Unfortunately, Panasonic has been one of the companies losing market share in cameras. Nothing they announced today is likely to change that (they also announced an LX-7 and other compact cameras). Of course, at their press conferences announcing the G5, they were quick to claim that mirrorless cameras will overtake DSLRs in unit volume by 2015 (claim now added to my Claims to Remember). The only problem I see with their rah-rah about mirrorless unit volume is that two players have 80%+ of the DSLR volume and both of them will be participating in mirrorless, as well. Meanwhile, there are six other major players in mirrorless.
So let's crunch Panasonic's estimates for a moment. Panasonic estimates overall 2015 DSLR sales at 11.8m. Split that 45%, 35, 15, 5 to Canon, Nikon, Sony, Pentax. Mirrorless are estimated to be 12.2m in that year. Split that, hmm, how do we split that? Let's be magnanimous and say m4/3 has 40% of the market split equally between Panasonic and Olympus, with Canon, Nikon, and Sony all collecting only 15% shares. It won't happen that way, but bear with me. That puts Panasonic's volume at 2.4m units out of an interchangeable lens camera market of 24m, or a 10% market share. That's being magnanimous. Canon in that scenario is still at 7.1m units, or about 30% of the market. In short, under what I'd consider a wickedly successful Panasonic scenario (and disastrous for Canon), it still doesn't crack the duopoly nut.

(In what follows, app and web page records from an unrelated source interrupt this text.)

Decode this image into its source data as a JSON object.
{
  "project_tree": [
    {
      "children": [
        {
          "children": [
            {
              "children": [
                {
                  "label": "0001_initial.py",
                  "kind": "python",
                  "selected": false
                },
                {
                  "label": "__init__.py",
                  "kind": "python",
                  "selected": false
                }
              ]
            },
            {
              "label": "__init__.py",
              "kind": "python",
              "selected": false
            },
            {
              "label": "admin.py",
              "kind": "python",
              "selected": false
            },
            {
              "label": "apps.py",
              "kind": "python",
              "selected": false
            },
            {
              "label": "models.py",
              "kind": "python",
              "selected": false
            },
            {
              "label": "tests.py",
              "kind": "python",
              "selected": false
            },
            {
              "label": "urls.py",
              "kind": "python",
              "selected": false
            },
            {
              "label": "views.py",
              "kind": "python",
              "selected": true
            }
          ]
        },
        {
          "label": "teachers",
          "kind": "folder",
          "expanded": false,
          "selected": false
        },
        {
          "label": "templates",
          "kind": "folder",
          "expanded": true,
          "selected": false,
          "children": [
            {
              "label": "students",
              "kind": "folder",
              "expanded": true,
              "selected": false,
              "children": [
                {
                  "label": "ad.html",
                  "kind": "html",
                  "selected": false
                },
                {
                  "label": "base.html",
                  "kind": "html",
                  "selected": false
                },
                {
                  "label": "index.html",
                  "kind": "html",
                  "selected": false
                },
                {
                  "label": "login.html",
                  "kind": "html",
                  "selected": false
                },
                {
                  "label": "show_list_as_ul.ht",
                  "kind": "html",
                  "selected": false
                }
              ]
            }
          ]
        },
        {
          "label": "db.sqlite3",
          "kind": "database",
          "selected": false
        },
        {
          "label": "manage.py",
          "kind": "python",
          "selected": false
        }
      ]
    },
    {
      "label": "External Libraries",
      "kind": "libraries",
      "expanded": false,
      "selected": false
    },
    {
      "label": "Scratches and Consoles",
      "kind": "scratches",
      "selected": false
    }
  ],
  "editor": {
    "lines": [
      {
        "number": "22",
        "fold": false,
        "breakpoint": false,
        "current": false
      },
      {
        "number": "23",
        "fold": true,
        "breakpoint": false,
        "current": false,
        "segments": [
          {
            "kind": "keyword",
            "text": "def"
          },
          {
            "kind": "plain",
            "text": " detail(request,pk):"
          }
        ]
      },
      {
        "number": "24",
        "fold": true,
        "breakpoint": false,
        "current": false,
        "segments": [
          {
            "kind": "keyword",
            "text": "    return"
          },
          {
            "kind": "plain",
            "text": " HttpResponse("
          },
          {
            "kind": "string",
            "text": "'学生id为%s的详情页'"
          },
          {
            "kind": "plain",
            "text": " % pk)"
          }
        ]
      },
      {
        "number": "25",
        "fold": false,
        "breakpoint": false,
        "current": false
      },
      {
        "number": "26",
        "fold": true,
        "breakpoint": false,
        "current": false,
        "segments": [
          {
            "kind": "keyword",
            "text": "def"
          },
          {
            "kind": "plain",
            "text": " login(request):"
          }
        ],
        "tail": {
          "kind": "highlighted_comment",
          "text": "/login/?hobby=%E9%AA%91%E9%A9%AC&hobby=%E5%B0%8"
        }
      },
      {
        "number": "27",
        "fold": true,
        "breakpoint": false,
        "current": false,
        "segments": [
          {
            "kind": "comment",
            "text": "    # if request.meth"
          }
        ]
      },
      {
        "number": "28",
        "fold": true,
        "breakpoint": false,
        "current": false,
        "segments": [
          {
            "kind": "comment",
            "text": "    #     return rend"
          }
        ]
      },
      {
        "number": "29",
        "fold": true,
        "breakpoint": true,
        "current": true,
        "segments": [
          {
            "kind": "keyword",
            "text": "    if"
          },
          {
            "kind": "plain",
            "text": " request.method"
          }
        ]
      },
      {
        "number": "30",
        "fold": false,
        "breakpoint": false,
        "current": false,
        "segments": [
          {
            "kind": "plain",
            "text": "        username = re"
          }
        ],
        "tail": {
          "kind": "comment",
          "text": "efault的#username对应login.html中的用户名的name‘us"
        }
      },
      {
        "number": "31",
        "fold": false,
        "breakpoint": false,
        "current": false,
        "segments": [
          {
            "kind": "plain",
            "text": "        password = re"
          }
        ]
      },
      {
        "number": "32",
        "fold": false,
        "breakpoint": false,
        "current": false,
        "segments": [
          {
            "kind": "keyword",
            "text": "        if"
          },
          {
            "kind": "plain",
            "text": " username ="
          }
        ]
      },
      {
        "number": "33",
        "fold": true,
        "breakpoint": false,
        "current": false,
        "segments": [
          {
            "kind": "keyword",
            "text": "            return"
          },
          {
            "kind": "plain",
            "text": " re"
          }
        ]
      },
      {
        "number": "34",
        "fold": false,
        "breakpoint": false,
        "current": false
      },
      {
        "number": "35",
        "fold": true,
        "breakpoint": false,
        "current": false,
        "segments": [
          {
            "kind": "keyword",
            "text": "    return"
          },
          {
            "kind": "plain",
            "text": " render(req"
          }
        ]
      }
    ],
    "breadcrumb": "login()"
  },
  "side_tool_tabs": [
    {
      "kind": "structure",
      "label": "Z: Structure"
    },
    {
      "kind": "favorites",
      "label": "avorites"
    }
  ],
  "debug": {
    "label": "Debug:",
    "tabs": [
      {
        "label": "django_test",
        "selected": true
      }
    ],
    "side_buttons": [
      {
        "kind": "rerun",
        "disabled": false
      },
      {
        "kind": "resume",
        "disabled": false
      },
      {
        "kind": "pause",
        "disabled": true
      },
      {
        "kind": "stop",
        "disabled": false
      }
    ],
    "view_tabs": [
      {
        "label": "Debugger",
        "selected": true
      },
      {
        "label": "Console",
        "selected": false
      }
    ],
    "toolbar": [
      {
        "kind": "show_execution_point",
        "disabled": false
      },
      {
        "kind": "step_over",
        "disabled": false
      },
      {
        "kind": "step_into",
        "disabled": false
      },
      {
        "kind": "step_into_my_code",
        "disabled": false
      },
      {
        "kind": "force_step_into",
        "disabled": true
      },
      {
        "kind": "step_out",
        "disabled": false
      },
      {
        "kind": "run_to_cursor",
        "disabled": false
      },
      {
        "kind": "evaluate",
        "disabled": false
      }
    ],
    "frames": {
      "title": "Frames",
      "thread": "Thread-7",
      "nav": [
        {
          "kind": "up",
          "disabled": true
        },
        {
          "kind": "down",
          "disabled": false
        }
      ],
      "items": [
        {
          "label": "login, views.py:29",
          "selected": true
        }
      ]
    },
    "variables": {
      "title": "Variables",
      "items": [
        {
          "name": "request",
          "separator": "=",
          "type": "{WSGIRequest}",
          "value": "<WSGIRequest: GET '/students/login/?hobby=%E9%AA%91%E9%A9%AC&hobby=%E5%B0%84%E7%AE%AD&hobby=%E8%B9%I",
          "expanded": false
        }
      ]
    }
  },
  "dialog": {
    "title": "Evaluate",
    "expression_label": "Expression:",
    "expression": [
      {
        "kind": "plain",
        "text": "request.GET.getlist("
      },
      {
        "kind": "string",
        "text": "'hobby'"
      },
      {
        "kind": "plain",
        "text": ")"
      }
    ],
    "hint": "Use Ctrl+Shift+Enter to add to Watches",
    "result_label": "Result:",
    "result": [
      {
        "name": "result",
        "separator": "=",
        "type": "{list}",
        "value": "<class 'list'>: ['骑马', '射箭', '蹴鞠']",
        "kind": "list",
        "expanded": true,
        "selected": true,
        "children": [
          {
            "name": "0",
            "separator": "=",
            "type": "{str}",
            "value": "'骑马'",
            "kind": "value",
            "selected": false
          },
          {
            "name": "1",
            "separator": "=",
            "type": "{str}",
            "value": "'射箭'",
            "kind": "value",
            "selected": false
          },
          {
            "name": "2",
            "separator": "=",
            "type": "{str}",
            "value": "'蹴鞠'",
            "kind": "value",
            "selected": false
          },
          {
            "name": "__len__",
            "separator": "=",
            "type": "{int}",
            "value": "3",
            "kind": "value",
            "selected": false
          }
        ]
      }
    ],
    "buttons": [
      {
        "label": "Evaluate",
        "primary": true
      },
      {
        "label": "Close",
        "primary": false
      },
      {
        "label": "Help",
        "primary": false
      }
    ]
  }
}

That's really the problem I've been pointing out all along. It takes a wild disruption to break Canon/Nikon in the interchangeable lens camera market. The G5 isn't it (just as the G3, GF3, GX1, and GF5 weren't it), so we wait patiently for the next announcement.